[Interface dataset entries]
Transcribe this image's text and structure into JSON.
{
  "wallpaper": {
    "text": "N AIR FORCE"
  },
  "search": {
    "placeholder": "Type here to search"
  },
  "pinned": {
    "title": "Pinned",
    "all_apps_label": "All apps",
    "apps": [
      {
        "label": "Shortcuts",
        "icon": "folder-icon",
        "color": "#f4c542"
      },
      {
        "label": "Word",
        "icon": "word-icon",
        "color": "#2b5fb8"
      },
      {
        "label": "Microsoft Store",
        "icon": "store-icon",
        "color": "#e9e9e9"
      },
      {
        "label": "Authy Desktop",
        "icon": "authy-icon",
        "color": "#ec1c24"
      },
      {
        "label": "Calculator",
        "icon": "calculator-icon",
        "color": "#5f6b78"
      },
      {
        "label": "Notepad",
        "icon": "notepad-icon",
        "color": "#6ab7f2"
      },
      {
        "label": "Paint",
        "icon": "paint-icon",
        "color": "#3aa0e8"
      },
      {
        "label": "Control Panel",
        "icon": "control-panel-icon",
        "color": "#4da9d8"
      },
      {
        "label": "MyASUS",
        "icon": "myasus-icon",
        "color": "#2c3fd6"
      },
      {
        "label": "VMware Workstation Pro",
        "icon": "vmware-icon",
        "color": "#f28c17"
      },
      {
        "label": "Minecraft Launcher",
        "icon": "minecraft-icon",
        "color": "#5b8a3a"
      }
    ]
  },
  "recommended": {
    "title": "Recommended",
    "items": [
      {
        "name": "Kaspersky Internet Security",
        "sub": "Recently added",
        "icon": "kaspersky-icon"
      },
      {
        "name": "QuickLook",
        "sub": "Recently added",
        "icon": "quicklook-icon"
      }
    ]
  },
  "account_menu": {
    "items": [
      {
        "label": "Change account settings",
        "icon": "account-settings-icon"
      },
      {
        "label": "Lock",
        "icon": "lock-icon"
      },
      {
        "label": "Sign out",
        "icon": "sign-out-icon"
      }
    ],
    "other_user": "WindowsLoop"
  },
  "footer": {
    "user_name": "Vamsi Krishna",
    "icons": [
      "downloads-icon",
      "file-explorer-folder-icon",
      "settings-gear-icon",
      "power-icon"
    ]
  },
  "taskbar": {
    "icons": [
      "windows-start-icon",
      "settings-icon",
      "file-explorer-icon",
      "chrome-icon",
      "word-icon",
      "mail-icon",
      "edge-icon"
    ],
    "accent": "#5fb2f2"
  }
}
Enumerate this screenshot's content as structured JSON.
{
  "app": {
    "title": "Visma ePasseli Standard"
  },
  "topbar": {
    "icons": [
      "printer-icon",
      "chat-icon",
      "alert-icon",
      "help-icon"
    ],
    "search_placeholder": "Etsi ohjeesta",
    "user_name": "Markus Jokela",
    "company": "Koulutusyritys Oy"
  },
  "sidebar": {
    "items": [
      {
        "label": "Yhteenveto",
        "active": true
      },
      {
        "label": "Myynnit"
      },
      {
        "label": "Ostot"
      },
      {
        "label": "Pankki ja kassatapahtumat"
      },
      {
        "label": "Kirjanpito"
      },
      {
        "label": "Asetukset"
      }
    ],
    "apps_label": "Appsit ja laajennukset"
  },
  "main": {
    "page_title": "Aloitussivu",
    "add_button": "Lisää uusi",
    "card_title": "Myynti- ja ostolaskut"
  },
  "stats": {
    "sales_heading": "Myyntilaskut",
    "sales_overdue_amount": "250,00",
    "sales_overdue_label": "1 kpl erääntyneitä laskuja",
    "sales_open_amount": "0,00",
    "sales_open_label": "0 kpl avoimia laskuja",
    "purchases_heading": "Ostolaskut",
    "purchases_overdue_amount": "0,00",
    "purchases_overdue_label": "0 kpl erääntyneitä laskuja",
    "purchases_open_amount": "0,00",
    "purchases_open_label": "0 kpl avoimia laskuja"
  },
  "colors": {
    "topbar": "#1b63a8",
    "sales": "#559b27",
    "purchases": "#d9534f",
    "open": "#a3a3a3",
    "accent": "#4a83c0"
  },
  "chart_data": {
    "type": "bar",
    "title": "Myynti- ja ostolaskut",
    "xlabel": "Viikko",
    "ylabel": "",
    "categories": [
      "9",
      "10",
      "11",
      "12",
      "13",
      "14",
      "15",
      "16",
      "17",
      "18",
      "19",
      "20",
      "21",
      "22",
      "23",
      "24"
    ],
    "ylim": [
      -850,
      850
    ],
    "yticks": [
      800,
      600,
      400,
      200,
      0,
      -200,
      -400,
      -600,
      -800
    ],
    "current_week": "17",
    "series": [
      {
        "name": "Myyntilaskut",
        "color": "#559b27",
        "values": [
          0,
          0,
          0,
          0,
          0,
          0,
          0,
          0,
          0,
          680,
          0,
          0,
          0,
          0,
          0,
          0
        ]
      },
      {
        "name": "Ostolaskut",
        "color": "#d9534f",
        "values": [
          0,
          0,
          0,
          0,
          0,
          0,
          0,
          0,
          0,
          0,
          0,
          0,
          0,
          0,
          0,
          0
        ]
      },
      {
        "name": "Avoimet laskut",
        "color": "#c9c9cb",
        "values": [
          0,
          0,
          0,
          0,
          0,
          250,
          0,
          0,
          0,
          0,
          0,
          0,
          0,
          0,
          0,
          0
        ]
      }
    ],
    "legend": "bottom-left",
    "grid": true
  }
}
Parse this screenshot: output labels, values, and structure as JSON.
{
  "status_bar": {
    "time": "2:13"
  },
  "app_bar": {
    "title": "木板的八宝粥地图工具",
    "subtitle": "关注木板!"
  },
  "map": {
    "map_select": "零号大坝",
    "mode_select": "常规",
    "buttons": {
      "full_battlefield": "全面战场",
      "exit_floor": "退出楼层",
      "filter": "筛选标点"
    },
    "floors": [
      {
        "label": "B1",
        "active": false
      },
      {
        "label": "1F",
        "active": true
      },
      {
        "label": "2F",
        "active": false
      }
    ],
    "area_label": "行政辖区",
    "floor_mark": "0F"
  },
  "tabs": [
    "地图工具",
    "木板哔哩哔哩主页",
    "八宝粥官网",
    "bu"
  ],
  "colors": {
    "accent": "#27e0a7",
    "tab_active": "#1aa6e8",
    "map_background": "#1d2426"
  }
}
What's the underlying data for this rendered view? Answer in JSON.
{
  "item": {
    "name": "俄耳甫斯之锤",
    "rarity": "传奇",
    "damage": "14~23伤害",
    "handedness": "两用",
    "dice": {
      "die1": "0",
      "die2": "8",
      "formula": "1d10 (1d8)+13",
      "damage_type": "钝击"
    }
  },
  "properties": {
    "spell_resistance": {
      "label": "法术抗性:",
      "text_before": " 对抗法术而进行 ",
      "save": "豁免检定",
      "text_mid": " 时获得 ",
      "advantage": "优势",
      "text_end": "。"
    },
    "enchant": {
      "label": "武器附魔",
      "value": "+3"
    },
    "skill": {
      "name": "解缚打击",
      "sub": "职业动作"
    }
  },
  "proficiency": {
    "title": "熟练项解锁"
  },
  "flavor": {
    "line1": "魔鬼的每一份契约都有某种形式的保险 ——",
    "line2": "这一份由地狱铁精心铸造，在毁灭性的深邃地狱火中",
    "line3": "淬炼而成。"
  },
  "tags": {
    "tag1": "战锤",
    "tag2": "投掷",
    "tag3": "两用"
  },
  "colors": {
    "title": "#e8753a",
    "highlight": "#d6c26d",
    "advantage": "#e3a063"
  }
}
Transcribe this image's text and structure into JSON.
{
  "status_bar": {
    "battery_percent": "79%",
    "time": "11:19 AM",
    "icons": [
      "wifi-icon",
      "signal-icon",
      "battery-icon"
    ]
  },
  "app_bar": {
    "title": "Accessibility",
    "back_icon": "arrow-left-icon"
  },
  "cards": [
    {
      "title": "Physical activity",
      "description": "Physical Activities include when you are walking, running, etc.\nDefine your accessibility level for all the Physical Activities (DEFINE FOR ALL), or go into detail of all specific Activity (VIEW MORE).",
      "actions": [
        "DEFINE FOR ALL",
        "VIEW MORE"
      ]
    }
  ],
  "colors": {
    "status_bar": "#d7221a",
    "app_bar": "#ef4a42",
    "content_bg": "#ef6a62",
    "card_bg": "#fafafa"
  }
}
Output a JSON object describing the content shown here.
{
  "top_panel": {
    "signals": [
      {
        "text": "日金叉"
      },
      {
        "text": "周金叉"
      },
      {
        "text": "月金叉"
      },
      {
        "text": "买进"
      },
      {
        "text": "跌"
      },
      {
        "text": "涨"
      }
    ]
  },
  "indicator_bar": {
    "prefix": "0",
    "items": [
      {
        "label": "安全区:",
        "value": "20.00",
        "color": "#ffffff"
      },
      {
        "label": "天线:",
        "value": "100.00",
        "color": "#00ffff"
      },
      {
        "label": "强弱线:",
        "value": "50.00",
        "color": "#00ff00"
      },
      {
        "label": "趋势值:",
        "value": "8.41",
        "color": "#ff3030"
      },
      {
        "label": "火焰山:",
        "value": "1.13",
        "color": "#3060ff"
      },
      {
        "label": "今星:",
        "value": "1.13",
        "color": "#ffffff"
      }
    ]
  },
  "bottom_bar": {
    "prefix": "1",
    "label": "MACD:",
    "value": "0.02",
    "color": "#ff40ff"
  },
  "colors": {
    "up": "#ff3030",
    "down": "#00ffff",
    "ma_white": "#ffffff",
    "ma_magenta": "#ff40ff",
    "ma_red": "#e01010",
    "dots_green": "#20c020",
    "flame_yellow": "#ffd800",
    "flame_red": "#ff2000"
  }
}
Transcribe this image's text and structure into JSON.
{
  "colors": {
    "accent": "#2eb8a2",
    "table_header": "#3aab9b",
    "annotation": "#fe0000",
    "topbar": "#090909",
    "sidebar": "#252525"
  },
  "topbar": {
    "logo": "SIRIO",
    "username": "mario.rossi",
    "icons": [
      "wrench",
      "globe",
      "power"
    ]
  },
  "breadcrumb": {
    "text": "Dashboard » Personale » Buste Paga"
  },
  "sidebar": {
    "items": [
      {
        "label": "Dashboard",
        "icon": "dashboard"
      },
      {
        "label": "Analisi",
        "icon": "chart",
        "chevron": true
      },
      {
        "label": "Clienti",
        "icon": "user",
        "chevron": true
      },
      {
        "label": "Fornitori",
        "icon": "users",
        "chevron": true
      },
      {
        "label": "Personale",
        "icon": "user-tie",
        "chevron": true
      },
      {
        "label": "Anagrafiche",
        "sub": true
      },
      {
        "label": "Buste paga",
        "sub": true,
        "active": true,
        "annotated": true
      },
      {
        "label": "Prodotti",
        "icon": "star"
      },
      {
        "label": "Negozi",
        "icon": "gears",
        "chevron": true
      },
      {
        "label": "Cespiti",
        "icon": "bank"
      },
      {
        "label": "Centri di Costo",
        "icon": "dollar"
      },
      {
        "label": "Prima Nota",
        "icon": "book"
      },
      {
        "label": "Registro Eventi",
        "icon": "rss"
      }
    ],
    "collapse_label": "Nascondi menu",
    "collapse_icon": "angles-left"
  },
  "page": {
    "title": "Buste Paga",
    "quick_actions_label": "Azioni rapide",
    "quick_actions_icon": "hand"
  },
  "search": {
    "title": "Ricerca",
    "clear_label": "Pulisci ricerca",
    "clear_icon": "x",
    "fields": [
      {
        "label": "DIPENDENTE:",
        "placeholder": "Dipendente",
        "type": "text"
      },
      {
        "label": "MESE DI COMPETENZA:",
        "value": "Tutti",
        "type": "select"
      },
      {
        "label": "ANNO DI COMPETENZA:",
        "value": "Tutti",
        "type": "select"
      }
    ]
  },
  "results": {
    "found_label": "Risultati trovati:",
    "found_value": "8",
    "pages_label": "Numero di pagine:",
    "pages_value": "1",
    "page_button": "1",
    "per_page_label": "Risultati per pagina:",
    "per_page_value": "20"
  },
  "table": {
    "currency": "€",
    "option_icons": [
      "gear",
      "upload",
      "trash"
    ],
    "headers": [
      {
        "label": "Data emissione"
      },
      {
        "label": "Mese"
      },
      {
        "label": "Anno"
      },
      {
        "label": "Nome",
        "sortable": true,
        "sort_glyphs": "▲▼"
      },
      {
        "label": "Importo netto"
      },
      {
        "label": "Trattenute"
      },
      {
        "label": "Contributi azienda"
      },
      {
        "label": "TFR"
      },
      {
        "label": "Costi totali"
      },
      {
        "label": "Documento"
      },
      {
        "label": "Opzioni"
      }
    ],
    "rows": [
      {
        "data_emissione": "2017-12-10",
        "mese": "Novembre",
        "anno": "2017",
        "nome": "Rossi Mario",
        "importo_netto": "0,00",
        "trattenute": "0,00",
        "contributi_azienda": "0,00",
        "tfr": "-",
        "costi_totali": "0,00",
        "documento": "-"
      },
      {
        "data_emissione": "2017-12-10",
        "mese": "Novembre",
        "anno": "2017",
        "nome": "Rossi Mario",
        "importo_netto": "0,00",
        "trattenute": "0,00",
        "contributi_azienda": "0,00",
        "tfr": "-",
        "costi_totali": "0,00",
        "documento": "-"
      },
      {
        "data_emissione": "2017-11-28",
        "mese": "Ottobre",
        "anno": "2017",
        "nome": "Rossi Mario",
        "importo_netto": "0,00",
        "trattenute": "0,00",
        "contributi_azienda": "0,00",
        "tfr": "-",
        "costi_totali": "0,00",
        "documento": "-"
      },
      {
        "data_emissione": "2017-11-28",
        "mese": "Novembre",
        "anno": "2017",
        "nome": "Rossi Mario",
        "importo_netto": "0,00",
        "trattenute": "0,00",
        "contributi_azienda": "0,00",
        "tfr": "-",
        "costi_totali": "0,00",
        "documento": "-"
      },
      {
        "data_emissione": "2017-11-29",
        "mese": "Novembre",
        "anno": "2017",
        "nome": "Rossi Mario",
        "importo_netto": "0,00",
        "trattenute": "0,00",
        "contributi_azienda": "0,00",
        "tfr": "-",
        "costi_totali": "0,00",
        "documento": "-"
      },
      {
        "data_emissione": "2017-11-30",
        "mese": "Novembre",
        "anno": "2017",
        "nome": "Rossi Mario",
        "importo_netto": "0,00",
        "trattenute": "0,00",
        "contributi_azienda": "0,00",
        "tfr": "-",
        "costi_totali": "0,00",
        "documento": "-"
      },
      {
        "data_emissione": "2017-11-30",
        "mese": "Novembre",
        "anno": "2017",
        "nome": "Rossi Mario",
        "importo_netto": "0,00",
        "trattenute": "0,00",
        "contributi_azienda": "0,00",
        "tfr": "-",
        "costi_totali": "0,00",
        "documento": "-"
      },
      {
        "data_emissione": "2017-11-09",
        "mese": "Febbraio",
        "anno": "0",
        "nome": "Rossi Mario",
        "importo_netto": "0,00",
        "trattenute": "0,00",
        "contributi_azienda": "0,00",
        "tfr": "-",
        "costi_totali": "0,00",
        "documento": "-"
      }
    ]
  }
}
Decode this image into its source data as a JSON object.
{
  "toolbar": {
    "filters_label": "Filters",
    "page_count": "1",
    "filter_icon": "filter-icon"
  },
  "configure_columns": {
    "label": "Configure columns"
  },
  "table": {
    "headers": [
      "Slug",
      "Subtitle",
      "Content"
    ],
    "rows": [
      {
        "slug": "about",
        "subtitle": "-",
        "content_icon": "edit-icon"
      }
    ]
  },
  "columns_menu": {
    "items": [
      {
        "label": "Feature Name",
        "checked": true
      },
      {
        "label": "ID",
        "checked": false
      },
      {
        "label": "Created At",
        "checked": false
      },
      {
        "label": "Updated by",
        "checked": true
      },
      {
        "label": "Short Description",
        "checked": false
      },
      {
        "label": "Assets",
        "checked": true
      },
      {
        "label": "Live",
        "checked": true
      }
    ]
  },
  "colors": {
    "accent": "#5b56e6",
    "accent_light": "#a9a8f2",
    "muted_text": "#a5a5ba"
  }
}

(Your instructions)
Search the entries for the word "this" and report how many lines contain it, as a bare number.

(Exercise output)
7